John and Myfanwy Piper discovered Pembrokeshire first in the 1930s and in 1962 they bought a ruined cottage and a studio near Garn Fawr. The studio was set right at the foothills of these crags and served as an excellent space for retreating to his painting for Piper when in Wales. Piper's Welsh landscapes are among his strongest works as they record the sheer power of the elements in the vast and barren landscape.
This exhibition is a collaboration between Zuleika Gallery and Harry Moore-Gwyn and features 38 drawings and watercolours by some of the leading exponents of the neo-romantic movement in Britain from the collection of the late John Constable. Constable, who died at the age of 91 last year, was one of life's true connoisseurs and aesthetes, who spent his lifetime collecting and researching art. It has been a pleasure to catalogue this collection, some of which we present here, and we are grateful to his business partner Nigel Collins for all his support in putting this together.
‘Minton, Vaughan, Ayrton and Piper Neo-Romantic Drawings and Watercolours from the collection of the late John Constable’
An exhibition presented by Zuleika Gallery and Harry Moore-Gwyn
Third Floor, 6 Mason’s Yard, St. James’s, London, SW1Y 6BU.
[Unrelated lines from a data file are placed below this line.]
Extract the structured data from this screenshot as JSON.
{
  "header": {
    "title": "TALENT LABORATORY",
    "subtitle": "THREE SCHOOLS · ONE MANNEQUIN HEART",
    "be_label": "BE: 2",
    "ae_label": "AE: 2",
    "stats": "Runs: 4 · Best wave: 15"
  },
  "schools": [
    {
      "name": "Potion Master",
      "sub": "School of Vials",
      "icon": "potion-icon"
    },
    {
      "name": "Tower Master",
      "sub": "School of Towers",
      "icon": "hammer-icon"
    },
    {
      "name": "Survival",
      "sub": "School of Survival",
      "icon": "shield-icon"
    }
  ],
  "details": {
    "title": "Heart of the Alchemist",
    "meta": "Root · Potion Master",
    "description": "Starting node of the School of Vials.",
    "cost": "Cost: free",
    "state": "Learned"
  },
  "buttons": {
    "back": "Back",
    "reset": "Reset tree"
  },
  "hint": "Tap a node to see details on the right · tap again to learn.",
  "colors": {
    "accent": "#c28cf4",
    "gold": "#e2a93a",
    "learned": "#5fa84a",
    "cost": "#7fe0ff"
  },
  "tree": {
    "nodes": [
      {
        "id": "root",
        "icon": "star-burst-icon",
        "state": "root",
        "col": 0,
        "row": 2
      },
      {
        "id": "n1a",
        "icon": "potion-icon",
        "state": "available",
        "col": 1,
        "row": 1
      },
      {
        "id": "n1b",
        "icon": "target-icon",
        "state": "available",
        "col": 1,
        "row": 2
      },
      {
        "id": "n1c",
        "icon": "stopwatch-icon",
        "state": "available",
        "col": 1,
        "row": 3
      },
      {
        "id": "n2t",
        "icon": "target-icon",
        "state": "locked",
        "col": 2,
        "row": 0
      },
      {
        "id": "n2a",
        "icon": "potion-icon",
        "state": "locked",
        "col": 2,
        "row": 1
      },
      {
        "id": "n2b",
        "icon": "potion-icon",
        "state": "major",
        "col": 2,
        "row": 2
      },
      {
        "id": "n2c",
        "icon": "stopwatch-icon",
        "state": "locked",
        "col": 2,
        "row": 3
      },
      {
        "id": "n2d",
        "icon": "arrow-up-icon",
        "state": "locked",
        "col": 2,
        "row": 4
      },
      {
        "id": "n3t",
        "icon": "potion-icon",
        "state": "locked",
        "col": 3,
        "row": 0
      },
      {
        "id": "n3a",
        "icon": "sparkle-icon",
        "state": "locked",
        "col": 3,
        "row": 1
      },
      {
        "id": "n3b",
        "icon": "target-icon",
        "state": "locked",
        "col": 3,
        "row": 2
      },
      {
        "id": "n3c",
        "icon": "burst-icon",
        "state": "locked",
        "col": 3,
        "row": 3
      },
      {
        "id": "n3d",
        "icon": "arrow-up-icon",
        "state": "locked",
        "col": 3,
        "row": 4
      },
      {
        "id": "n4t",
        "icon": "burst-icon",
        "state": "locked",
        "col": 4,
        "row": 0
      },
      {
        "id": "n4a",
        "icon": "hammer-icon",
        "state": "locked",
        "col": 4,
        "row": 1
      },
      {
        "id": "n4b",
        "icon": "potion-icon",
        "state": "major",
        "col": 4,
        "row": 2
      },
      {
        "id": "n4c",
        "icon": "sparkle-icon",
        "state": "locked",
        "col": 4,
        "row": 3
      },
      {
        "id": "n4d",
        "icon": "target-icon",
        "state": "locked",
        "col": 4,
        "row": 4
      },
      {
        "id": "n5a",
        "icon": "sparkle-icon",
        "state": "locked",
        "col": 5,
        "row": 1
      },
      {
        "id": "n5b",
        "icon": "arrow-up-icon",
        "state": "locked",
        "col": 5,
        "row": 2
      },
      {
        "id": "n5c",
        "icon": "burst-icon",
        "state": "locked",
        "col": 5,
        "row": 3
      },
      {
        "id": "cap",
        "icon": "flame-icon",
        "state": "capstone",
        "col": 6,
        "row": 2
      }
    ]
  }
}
An exhibition catalogue is available on our website, and a fully illustrated printed catalogue is also available. The exhibition is open in London by appointment until 20th July, with a maximum of 4 people in the gallery at a time.